[10] Analysis of individual storms showed that the least active thunderstorms (1–6 CG flashes) produced a majority of the CG lightning along the coast. Dividing the storms into positive CG dominant and negative CG dominant storms, statistical analysis showed that the height of the −10°C temperature level had a strong relationship to the dominant polarity of CG flashes in a storm. Using the height of the −10°C isotherm as a proxy for the height of charge layers in a normal tripole thunderstorm charge structure, the results suggest that the lower the charge layers are to the Earth's surface, the greater likelihood of storms producing positive polarity CG flashes. Unlike the analysis of the height of the charge layers, the analysis of windshear shows no significant relationship to a storms dominant CG polarity.

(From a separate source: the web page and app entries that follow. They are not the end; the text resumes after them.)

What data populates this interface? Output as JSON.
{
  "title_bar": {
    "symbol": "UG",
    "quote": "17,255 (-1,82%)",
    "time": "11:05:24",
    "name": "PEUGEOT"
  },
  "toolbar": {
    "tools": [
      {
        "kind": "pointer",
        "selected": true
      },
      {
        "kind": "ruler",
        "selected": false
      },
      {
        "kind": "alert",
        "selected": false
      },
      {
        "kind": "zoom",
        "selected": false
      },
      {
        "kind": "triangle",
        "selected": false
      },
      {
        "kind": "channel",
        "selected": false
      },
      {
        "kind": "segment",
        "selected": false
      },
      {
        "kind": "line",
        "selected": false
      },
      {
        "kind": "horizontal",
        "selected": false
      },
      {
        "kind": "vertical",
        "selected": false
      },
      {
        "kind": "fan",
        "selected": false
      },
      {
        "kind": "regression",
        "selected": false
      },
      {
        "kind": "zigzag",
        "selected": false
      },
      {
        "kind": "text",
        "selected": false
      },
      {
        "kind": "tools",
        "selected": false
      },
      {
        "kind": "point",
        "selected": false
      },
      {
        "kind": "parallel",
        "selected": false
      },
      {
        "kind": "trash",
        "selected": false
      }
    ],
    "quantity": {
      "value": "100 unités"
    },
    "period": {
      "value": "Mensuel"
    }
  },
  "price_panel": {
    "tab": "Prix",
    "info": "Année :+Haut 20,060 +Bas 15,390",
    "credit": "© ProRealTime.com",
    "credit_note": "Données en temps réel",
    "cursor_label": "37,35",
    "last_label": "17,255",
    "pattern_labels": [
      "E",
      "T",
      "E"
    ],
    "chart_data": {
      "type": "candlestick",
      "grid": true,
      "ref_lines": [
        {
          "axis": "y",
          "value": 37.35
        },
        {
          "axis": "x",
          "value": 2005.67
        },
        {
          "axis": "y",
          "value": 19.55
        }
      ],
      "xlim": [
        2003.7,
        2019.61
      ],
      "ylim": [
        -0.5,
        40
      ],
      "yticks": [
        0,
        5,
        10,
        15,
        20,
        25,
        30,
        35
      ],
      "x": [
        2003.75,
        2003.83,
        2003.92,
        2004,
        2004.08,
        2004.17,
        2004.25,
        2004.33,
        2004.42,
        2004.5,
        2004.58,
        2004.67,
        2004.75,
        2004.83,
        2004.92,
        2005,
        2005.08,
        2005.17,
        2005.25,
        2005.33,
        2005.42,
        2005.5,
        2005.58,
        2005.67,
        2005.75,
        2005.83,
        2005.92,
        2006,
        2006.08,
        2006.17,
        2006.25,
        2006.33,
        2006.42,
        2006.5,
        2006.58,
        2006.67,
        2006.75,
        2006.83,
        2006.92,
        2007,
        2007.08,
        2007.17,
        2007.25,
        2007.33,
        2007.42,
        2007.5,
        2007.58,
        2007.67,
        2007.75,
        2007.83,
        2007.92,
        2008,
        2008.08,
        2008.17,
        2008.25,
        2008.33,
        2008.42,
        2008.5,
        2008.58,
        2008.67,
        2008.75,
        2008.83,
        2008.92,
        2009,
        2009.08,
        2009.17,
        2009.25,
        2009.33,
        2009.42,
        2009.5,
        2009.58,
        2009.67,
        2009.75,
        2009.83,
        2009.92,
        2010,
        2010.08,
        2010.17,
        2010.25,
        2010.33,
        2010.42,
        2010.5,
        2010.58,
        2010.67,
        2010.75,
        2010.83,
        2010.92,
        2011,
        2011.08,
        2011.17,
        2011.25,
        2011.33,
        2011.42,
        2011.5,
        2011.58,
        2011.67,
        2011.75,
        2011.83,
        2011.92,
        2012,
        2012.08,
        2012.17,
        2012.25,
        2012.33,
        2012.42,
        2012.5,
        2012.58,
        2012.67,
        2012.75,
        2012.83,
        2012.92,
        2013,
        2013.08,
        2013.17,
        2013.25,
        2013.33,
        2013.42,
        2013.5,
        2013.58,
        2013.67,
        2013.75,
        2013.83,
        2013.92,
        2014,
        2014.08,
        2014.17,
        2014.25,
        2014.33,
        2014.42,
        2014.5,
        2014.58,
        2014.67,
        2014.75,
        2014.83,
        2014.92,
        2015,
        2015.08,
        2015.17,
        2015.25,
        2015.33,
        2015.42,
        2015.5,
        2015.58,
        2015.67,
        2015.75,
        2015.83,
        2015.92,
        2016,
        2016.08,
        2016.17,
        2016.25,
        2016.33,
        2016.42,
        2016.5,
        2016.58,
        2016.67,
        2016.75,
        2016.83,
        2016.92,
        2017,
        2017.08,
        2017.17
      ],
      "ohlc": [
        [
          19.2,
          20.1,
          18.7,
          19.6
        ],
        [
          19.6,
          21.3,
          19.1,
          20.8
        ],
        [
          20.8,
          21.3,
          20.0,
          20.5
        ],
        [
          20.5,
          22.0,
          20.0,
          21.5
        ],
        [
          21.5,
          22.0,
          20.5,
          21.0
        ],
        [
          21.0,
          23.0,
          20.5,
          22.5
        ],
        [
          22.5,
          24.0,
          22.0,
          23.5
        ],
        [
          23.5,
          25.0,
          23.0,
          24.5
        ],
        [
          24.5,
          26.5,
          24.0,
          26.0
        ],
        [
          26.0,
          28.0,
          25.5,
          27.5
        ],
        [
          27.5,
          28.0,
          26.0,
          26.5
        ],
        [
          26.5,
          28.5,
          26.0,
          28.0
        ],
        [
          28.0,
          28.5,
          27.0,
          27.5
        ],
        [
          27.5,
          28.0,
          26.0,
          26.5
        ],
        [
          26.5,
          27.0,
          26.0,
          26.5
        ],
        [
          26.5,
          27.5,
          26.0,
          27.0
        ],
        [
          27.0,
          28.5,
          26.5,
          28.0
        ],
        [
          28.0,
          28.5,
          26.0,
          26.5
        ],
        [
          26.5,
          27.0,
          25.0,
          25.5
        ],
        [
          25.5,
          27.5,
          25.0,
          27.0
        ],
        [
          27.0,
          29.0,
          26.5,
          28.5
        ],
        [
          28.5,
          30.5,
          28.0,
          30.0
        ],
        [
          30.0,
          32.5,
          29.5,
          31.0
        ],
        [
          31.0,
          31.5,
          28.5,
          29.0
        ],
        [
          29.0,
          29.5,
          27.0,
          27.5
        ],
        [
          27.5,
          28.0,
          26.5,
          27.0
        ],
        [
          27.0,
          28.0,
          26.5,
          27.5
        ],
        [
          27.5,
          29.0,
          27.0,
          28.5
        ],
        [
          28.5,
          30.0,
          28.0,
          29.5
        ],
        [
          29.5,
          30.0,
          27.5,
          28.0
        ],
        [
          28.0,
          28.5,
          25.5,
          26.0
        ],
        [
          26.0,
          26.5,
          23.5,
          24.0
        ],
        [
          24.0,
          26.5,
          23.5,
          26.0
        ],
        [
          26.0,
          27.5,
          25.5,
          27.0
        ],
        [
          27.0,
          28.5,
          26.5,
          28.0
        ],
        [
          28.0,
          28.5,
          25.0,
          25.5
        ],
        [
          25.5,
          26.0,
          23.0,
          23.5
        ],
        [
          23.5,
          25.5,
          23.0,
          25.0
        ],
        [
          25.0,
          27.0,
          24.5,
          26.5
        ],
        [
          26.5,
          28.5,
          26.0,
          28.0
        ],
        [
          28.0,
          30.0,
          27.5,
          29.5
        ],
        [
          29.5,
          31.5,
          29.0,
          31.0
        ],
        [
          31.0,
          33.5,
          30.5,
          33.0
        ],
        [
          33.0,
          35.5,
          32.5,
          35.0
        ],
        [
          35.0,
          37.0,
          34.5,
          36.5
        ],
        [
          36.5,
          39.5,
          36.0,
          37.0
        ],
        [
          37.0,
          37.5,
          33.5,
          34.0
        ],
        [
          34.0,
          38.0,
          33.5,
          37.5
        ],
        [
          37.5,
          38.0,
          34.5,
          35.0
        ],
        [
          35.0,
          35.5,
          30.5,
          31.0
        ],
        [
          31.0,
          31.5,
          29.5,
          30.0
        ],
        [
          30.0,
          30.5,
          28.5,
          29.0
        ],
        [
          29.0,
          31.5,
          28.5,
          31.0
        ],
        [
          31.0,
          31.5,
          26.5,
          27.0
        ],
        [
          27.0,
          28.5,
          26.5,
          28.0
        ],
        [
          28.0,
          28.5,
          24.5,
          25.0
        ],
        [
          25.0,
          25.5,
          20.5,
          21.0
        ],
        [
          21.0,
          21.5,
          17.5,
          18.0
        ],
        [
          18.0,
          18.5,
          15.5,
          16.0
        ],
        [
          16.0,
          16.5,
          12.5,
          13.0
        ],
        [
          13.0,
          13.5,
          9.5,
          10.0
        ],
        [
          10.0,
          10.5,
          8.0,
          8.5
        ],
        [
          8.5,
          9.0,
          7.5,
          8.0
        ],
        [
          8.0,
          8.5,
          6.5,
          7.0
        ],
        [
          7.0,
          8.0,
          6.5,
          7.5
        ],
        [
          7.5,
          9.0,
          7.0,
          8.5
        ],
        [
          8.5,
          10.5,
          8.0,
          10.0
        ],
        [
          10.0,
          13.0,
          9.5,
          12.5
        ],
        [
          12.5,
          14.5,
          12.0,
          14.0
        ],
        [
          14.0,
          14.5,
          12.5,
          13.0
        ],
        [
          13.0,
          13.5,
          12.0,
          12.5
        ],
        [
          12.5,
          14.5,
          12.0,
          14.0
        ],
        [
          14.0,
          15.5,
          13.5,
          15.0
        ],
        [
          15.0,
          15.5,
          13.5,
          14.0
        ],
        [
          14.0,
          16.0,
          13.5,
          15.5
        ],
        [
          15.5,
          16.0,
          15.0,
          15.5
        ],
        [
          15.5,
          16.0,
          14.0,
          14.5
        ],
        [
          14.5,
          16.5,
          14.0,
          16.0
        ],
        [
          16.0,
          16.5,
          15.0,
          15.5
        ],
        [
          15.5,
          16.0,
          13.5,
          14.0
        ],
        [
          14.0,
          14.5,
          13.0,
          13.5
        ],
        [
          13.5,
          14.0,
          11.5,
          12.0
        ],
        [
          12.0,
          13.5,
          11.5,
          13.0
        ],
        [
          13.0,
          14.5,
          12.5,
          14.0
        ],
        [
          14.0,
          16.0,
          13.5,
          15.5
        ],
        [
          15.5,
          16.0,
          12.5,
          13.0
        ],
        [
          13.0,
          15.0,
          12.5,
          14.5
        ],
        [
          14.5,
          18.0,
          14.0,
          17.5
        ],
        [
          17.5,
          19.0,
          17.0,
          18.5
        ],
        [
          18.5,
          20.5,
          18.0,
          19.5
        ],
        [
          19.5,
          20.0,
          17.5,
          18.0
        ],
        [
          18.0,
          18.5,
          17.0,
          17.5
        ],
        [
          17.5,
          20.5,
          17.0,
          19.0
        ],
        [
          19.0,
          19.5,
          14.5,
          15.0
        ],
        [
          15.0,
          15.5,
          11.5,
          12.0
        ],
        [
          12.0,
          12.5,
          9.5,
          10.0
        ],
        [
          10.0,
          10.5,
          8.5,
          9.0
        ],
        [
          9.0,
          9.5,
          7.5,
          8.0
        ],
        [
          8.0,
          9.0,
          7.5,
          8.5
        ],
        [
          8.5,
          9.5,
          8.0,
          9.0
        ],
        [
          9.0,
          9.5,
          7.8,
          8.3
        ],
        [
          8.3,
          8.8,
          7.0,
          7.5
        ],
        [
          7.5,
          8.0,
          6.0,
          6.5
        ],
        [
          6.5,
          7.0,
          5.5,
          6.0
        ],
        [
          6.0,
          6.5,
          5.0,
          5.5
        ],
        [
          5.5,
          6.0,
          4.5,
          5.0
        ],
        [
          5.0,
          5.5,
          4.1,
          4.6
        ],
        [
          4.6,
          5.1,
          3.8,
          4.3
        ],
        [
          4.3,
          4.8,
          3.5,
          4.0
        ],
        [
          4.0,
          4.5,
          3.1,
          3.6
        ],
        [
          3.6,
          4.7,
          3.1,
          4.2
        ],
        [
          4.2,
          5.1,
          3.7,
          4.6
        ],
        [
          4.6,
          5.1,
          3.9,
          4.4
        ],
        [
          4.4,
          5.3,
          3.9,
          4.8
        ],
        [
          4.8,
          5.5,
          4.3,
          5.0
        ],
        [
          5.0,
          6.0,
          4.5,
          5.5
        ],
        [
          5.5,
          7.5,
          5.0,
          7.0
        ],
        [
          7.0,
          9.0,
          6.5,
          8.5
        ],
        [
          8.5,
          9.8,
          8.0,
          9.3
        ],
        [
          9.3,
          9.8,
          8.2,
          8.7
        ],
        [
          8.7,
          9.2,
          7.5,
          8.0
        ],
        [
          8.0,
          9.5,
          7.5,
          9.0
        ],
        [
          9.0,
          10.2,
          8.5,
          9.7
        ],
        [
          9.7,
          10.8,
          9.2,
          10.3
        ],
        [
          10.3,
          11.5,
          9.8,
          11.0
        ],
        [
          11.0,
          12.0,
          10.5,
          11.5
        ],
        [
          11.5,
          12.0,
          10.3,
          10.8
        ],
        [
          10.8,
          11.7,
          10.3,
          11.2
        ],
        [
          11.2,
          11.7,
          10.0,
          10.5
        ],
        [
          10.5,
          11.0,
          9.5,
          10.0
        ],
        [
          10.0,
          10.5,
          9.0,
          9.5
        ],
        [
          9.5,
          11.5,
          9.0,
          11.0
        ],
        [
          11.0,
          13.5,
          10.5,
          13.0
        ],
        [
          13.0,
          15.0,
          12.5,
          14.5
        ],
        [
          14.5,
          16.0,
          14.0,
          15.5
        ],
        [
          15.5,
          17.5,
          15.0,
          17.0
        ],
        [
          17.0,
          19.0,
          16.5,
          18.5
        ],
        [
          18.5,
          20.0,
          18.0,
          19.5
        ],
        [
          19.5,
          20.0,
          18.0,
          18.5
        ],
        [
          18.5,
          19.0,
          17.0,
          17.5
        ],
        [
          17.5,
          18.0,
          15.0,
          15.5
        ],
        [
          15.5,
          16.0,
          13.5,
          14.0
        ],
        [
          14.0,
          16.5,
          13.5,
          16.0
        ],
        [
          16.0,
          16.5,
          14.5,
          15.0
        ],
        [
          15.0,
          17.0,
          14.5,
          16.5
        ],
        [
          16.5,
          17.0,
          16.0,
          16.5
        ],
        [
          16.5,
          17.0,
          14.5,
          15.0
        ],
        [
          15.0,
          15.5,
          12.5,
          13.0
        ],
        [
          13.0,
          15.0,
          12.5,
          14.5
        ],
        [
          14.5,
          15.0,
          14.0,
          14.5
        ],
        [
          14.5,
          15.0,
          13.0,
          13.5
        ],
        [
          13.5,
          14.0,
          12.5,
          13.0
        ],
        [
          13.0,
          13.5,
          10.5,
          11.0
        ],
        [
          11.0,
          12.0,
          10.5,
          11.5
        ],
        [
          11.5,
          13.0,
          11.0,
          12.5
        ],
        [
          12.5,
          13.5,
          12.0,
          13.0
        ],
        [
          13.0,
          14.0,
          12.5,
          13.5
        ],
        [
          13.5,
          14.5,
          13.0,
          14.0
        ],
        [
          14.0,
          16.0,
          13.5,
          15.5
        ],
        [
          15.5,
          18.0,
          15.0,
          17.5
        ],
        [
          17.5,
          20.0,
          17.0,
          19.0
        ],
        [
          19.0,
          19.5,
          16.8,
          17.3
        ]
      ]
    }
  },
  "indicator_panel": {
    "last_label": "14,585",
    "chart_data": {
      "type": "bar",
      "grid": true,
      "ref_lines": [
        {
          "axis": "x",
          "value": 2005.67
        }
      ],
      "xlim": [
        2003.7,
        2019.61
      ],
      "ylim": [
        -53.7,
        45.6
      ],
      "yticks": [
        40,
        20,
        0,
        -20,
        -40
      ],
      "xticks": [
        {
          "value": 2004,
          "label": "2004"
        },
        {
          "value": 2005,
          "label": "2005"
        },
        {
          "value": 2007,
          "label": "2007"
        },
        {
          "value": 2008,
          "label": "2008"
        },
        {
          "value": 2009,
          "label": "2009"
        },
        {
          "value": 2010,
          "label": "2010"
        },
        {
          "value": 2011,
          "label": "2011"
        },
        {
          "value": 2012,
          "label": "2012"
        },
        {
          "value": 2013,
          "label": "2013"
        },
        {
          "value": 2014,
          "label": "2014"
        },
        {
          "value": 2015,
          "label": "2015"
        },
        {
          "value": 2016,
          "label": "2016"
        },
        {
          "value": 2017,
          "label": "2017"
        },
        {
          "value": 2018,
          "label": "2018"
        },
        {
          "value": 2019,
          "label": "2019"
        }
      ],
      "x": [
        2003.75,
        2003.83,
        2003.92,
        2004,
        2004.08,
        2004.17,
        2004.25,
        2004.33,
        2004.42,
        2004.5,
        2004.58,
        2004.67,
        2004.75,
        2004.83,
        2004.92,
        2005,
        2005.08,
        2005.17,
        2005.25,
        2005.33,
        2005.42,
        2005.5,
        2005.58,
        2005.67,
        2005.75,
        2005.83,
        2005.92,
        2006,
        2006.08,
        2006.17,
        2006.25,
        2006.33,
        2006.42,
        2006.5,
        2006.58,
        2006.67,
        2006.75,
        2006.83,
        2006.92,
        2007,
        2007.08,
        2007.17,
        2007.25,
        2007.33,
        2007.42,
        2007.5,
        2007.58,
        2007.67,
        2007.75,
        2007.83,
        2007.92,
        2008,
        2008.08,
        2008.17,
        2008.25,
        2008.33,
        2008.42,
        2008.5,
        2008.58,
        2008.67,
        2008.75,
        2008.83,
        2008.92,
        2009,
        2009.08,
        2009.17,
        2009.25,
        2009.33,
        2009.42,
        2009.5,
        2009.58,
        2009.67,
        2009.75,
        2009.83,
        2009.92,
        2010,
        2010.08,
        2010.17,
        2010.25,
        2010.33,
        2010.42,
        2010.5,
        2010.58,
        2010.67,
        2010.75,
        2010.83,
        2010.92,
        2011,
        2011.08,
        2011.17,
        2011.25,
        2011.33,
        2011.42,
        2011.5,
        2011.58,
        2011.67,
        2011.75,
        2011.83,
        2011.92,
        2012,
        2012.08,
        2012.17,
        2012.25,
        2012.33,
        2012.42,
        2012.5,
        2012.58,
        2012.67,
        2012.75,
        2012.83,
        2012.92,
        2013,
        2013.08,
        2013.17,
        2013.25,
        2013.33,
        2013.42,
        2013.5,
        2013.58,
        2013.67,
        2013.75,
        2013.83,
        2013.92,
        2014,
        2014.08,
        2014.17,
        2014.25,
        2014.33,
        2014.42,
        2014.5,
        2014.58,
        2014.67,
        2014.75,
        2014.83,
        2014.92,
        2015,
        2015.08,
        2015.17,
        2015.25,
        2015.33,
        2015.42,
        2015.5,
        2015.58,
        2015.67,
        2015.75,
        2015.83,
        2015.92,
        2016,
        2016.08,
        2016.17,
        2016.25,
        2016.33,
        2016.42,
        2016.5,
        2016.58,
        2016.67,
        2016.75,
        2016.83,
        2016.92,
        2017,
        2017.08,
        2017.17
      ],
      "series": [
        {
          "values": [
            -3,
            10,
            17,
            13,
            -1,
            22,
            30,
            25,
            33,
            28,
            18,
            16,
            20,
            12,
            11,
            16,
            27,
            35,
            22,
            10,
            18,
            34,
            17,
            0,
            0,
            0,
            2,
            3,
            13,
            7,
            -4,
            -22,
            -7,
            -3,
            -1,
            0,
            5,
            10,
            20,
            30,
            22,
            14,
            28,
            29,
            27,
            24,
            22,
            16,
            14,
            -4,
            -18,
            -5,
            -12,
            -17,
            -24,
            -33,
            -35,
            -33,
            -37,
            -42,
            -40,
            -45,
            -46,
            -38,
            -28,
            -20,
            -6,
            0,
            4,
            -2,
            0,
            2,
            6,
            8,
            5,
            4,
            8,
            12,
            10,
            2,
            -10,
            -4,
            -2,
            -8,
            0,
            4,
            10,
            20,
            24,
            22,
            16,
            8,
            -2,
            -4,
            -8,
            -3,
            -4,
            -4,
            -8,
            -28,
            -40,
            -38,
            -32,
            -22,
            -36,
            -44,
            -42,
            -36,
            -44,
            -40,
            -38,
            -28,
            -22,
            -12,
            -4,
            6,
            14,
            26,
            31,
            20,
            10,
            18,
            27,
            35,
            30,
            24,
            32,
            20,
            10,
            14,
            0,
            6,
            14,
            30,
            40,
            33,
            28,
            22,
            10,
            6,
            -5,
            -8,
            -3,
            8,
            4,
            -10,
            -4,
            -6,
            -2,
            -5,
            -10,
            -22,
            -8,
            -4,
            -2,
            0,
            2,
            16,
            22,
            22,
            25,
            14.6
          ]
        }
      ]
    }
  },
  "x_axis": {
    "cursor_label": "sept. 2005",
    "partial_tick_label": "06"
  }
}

[11] The lightning data were obtained from Vaisala (Global Atmospherics) Inc., Tucson, Arizona. Data handling at Texas A&M University is under the direction of Jerry Guynes and we thank him for his help. Our research is part of a lightning program supported by the National Science Foundation (ATM-0119476 and ATM-0442011) and the National Oceanic and Atmospheric Administration (cooperative agreement NA17WA1011).